Overall, we found Vancouver B.C. to be a very welcoming city. After all, it appeared to have more tourists than residents, spanning the entire globe. And it was quite the destination for Canada Day celebrations.
We’ve always wanted to hit up Vancouver, as it is within reasonable driving distance. The journey was long and a bit grueling, but the scenery was pleasant, and Aaron even made a fun time lapse of the trip.
The border itself was easier than we anticipated, though we weren’t expecting questions like where we’d be staying and if we already had reservations. The interstate dwindled into a small country highway, and we took a detour over a picturesque bridge to avoid some traffic into the city.
Vancouver is beautiful.
I wanted to pop my head out of the car window and take pictures as we came in, but Aaron assured me we’d have ample opportunities to wander about and get better shots. I was surprised that upon first look, the city presented itself as uniform; the entire waterfront is lined with identical glass buildings. Everything is new and shiny. I wondered if they had all been designed by the same architect. I later recognized this as simply a residential neighborhood filled with condos for the throngs of visitors and casual residents. It certainly makes for an aesthetic skyline.
We stayed in one such condo, and our view was spectacular. I wasn’t about to get any sunset shots with all the other buildings in the way, but we spent a fair amount of time out on the little deck, enjoying the warm weather and planning out our next day. When it grew too chilly there, we had the convenient option of a cozy sunroom. More than once, I yearned to just take a nap in that little room.

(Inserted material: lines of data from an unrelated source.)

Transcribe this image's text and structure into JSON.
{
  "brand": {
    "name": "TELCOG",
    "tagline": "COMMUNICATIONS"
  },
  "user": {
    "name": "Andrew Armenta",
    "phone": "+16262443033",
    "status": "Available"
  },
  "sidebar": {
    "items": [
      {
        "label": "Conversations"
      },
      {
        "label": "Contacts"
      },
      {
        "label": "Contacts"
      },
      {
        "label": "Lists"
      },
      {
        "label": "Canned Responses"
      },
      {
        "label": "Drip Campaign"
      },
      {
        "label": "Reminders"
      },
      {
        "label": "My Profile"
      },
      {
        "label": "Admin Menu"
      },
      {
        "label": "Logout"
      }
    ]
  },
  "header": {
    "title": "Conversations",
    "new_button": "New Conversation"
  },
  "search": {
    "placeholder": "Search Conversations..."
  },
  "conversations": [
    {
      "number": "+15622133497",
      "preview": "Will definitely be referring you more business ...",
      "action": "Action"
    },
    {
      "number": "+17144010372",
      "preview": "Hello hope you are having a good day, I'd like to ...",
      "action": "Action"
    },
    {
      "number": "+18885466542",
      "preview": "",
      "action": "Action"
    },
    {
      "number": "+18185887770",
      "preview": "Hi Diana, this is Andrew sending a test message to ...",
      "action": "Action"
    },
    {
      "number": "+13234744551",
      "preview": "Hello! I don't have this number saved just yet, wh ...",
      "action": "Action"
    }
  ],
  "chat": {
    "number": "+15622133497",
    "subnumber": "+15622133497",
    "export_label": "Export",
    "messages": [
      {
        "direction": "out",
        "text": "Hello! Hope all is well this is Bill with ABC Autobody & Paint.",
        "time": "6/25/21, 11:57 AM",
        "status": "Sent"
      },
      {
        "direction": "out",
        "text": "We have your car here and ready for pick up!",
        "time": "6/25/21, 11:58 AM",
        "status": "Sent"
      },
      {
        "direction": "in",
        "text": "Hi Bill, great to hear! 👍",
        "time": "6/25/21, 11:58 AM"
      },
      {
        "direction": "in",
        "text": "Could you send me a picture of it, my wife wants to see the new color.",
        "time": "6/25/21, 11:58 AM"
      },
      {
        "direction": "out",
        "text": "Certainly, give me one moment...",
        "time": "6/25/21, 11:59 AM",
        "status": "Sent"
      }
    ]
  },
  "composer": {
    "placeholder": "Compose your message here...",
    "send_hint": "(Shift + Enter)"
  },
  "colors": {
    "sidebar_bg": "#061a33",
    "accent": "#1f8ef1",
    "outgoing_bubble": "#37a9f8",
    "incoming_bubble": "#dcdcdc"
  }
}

We were well settled in and resting up for our first full day of adventure when excitement struck.
Deep in dreams and warmly snuggled in blankets, reality slammed into us in the form of a terrifying, blaring alarm. It took several moments to process what was going on; I think I was standing before I was fully conscious. We finally registered the fire alarm and threw jackets on while trying to determine if we should exit the building.
Fortunately, all of my camera equipment (including my portable hard drive) was still neatly tucked in its bag, so instead of contemplating if I should grab it, it was faster to simply do so. The hallway was full of more confusion, bunny slippers, robes, and questions.
We descended the 15 floors to the street below and awaited instructions. The fire crews were already there (that’s comforting), so the rest of us stood around, waited, and speculated as to the cause. It was actually still pleasantly warm. A few were holding their dogs or cats. Many were on their cell phones. I thought: I have a camera.
The lighting was horrid, of course, and I didn’t want to draw any odd looks, so I exercised as much stealth as I could. I still managed to capture this shot. I think the character of the picture is probably better than the quality, but it really spoke to how everyone was feeling at that moment.
We were given the all-clear from the firemen (we never did find out what caused it – I really hope it wasn’t some drunk kids playing a joke), and the masses filed back inside. We didn’t want to wait in the long lines for the elevators, so in our infinite wisdom, we decided to ascend the stairs… all 15 flights of them. Nothing like a little exercise in the middle of the night.
Jazzed yet exhausted, we crashed (after noting the time: nearly 3am). That’s one way to be welcomed into the country. We were off to a great start!